I understand the temptation teachers have for eliminating or reducing the workload that is required to read through hundreds of essays, week after week, year after year.
When I first started teaching, my school had a budget for outsourcing their marking to other teachers. I used it once, and after handing back the students' work that was assessed by a stranger, I realized this was a solution that made things worse.
Since then, I've gone to great lengths to transform my teaching philosophy away from the monotony of marking in seclusion to more meaningful assessment via two-way dialogue.
But there are other, darker, and even dehumanizing forces at work. Take for example the robo-grader that Micheal Winerip wrote about in his New York Times article:
For people with a weakness for humans, there is more bad news. Graders working as quickly as they can — the Pearson education company expects readers to spend no more than two to three minutes per essay— might be capable of scoring 30 writing samples in an hour.We use to dream about how a computer could think like a human but now we dream about how a human might think like a computer.

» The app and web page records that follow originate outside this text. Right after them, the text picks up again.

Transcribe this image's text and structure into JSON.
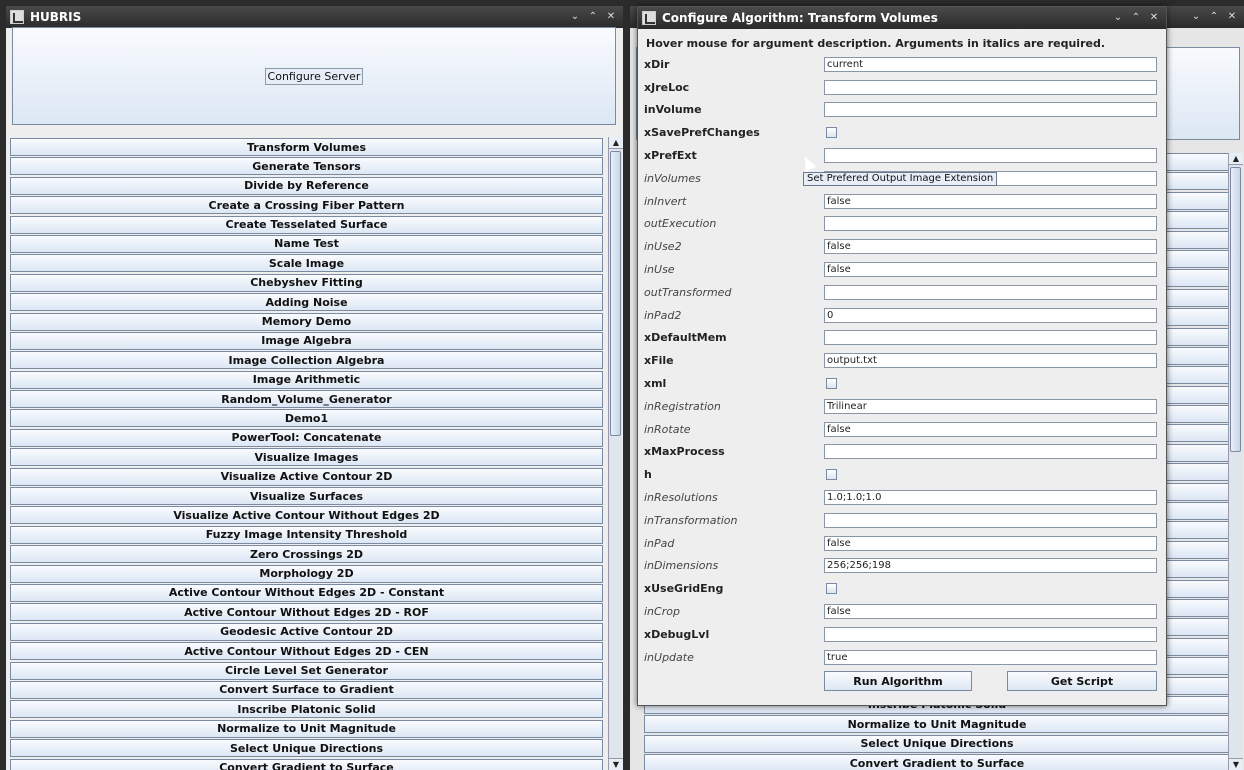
{
  "left_window": {
    "title": "HUBRIS",
    "configure_server": "Configure Server",
    "algorithms": [
      "Transform Volumes",
      "Generate Tensors",
      "Divide by Reference",
      "Create a Crossing Fiber Pattern",
      "Create Tesselated Surface",
      "Name Test",
      "Scale Image",
      "Chebyshev Fitting",
      "Adding Noise",
      "Memory Demo",
      "Image Algebra",
      "Image Collection Algebra",
      "Image Arithmetic",
      "Random_Volume_Generator",
      "Demo1",
      "PowerTool: Concatenate",
      "Visualize Images",
      "Visualize Active Contour 2D",
      "Visualize Surfaces",
      "Visualize Active Contour Without Edges 2D",
      "Fuzzy Image Intensity Threshold",
      "Zero Crossings 2D",
      "Morphology 2D",
      "Active Contour Without Edges 2D - Constant",
      "Active Contour Without Edges 2D - ROF",
      "Geodesic Active Contour 2D",
      "Active Contour Without Edges 2D - CEN",
      "Circle Level Set Generator",
      "Convert Surface to Gradient",
      "Inscribe Platonic Solid",
      "Normalize to Unit Magnitude",
      "Select Unique Directions",
      "Convert Gradient to Surface"
    ]
  },
  "right_back_window": {
    "visible_items": [
      "Inscribe Platonic Solid",
      "Normalize to Unit Magnitude",
      "Select Unique Directions",
      "Convert Gradient to Surface"
    ]
  },
  "dialog": {
    "title": "Configure Algorithm: Transform Volumes",
    "hint": "Hover mouse for argument description. Arguments in italics are required.",
    "tooltip": "Set Prefered Output Image Extension",
    "run_label": "Run Algorithm",
    "script_label": "Get Script",
    "params": [
      {
        "name": "xDir",
        "style": "bold",
        "kind": "text",
        "value": "current"
      },
      {
        "name": "xJreLoc",
        "style": "bold",
        "kind": "text",
        "value": ""
      },
      {
        "name": "inVolume",
        "style": "bold",
        "kind": "text",
        "value": ""
      },
      {
        "name": "xSavePrefChanges",
        "style": "bold",
        "kind": "check",
        "value": ""
      },
      {
        "name": "xPrefExt",
        "style": "bold",
        "kind": "text",
        "value": ""
      },
      {
        "name": "inVolumes",
        "style": "ital",
        "kind": "text",
        "value": ""
      },
      {
        "name": "inInvert",
        "style": "ital",
        "kind": "text",
        "value": "false"
      },
      {
        "name": "outExecution",
        "style": "ital",
        "kind": "text",
        "value": ""
      },
      {
        "name": "inUse2",
        "style": "ital",
        "kind": "text",
        "value": "false"
      },
      {
        "name": "inUse",
        "style": "ital",
        "kind": "text",
        "value": "false"
      },
      {
        "name": "outTransformed",
        "style": "ital",
        "kind": "text",
        "value": ""
      },
      {
        "name": "inPad2",
        "style": "ital",
        "kind": "text",
        "value": "0"
      },
      {
        "name": "xDefaultMem",
        "style": "bold",
        "kind": "text",
        "value": ""
      },
      {
        "name": "xFile",
        "style": "bold",
        "kind": "text",
        "value": "output.txt"
      },
      {
        "name": "xml",
        "style": "bold",
        "kind": "check",
        "value": ""
      },
      {
        "name": "inRegistration",
        "style": "ital",
        "kind": "text",
        "value": "Trilinear"
      },
      {
        "name": "inRotate",
        "style": "ital",
        "kind": "text",
        "value": "false"
      },
      {
        "name": "xMaxProcess",
        "style": "bold",
        "kind": "text",
        "value": ""
      },
      {
        "name": "h",
        "style": "bold",
        "kind": "check",
        "value": ""
      },
      {
        "name": "inResolutions",
        "style": "ital",
        "kind": "text",
        "value": "1.0;1.0;1.0"
      },
      {
        "name": "inTransformation",
        "style": "ital",
        "kind": "text",
        "value": ""
      },
      {
        "name": "inPad",
        "style": "ital",
        "kind": "text",
        "value": "false"
      },
      {
        "name": "inDimensions",
        "style": "ital",
        "kind": "text",
        "value": "256;256;198"
      },
      {
        "name": "xUseGridEng",
        "style": "bold",
        "kind": "check",
        "value": ""
      },
      {
        "name": "inCrop",
        "style": "ital",
        "kind": "text",
        "value": "false"
      },
      {
        "name": "xDebugLvl",
        "style": "bold",
        "kind": "text",
        "value": ""
      },
      {
        "name": "inUpdate",
        "style": "ital",
        "kind": "text",
        "value": "true"
      }
    ]
  }
}
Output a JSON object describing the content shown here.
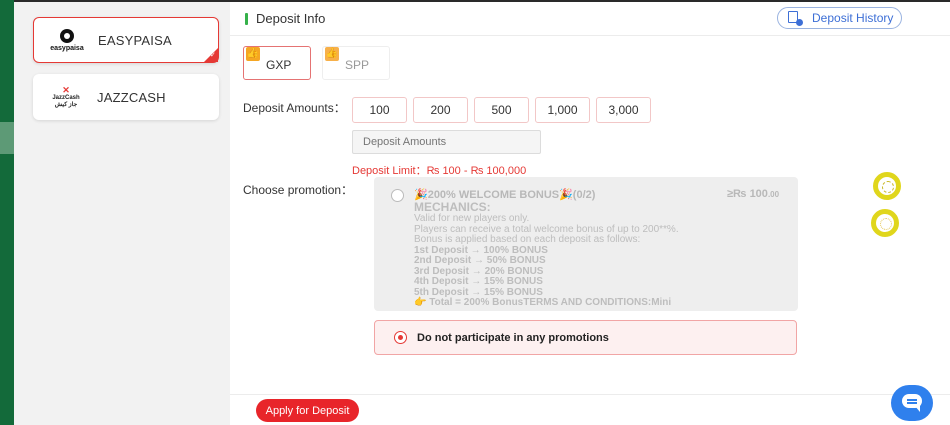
{
  "sidebar": {
    "methods": [
      {
        "name": "EASYPAISA",
        "logo_text": "easypaisa",
        "active": true
      },
      {
        "name": "JAZZCASH",
        "logo_text": "JazzCash",
        "logo_subtext": "جاز کیش",
        "active": false
      }
    ]
  },
  "header": {
    "title": "Deposit Info",
    "history_button": "Deposit History"
  },
  "currencies": [
    {
      "label": "GXP",
      "active": true
    },
    {
      "label": "SPP",
      "active": false
    }
  ],
  "deposit": {
    "amounts_label": "Deposit Amounts：",
    "amounts": [
      "100",
      "200",
      "500",
      "1,000",
      "3,000"
    ],
    "amount_placeholder": "Deposit Amounts",
    "limit_text": "Deposit Limit：₨ 100 - ₨ 100,000"
  },
  "promotion": {
    "label": "Choose promotion：",
    "title": "🎉200% WELCOME BONUS🎉(0/2)",
    "amount": "≥₨ 100",
    "amount_decimals": ".00",
    "mechanics_heading": "MECHANICS:",
    "lines": [
      "Valid for new players only.",
      "Players can receive a total welcome bonus of up to 200**%.",
      "Bonus is applied based on each deposit as follows:",
      "1st Deposit → 100% BONUS",
      "2nd Deposit → 50% BONUS",
      "3rd Deposit → 20% BONUS",
      "4th Deposit → 15% BONUS",
      "5th Deposit → 15% BONUS",
      "👉 Total = 200% BonusTERMS AND CONDITIONS:Mini"
    ],
    "no_promo_label": "Do not participate in any promotions"
  },
  "footer": {
    "apply_label": "Apply for Deposit"
  },
  "colors": {
    "brand_red": "#e8252a",
    "accent_green": "#35b14a",
    "link_blue": "#3d6fd6"
  }
}
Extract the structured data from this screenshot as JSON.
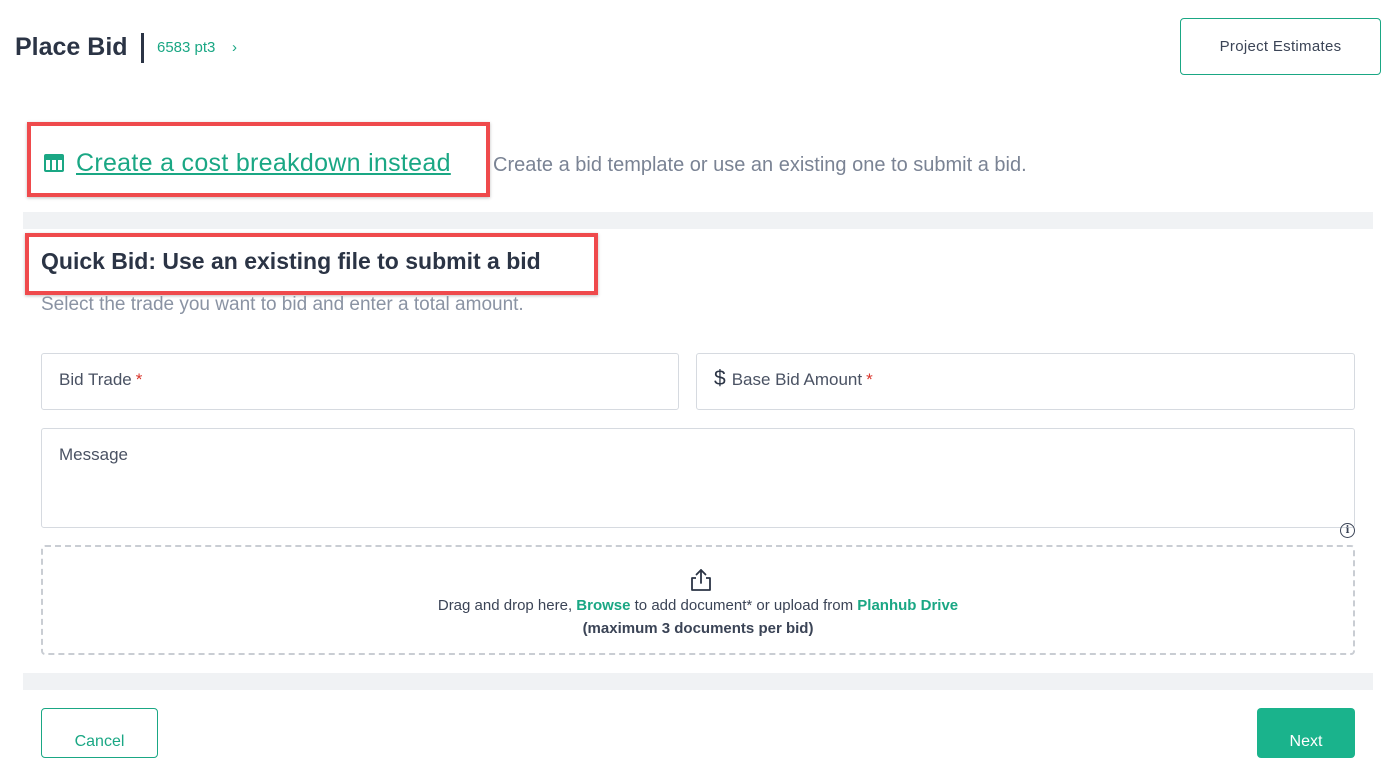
{
  "header": {
    "title": "Place Bid",
    "breadcrumb": "6583 pt3",
    "breadcrumb_chevron": "›",
    "project_estimates_label": "Project Estimates"
  },
  "cost_breakdown": {
    "icon": "table-icon",
    "link_label": "Create a cost breakdown instead",
    "description": "Create a bid template or use an existing one to submit a bid."
  },
  "quick_bid": {
    "title": "Quick Bid: Use an existing file to submit a bid",
    "subtitle": "Select the trade you want to bid and enter a total amount.",
    "bid_trade_label": "Bid Trade",
    "base_bid_currency": "$",
    "base_bid_label": "Base Bid Amount",
    "required_mark": "*",
    "message_label": "Message",
    "info_icon": "i"
  },
  "dropzone": {
    "icon": "upload-icon",
    "text_before": "Drag and drop here, ",
    "browse_label": "Browse",
    "text_middle": " to add document* or upload from ",
    "drive_label": "Planhub Drive",
    "limit_note": "(maximum 3 documents per bid)"
  },
  "footer": {
    "cancel_label": "Cancel",
    "next_label": "Next"
  },
  "colors": {
    "accent": "#1aa784",
    "highlight": "#ef4a4c",
    "required": "#d9342b"
  }
}
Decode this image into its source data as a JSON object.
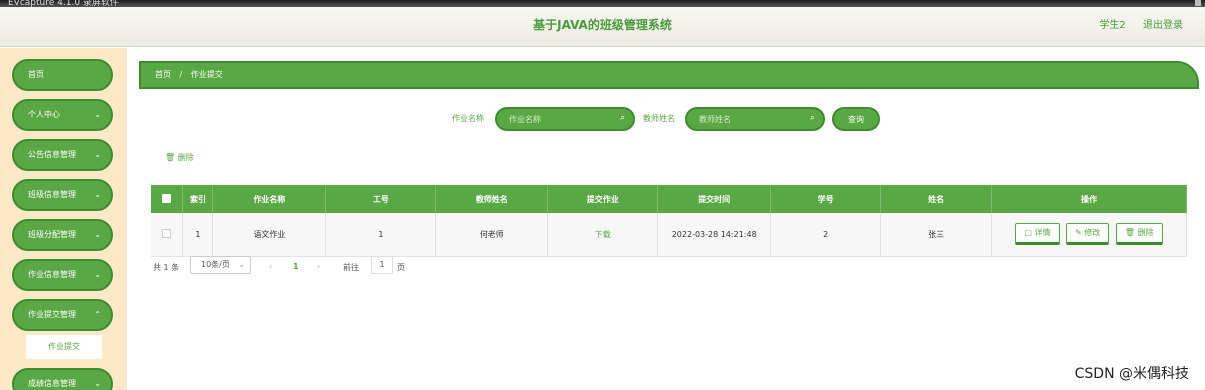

The automated reader developed by the Educational Testing Service, e-Rater, can grade 16,000 essays in 20 seconds, according to David Williamson, a research director for E.T.S., which develops and administers 50 million tests a year, including the SAT.
Is this the end? Are Robo-Readers destined to inherit the earth?
Ultimately, Robo-Readers are about teacher-less classrooms that will have the same effect on thinking and learning as a noose has on breathing.
For some, education "reform" is nothing more than code for blaming and shaming teachers and busting unions. For these deformers, Robo-reader solves all problems -- no teacher, no problem.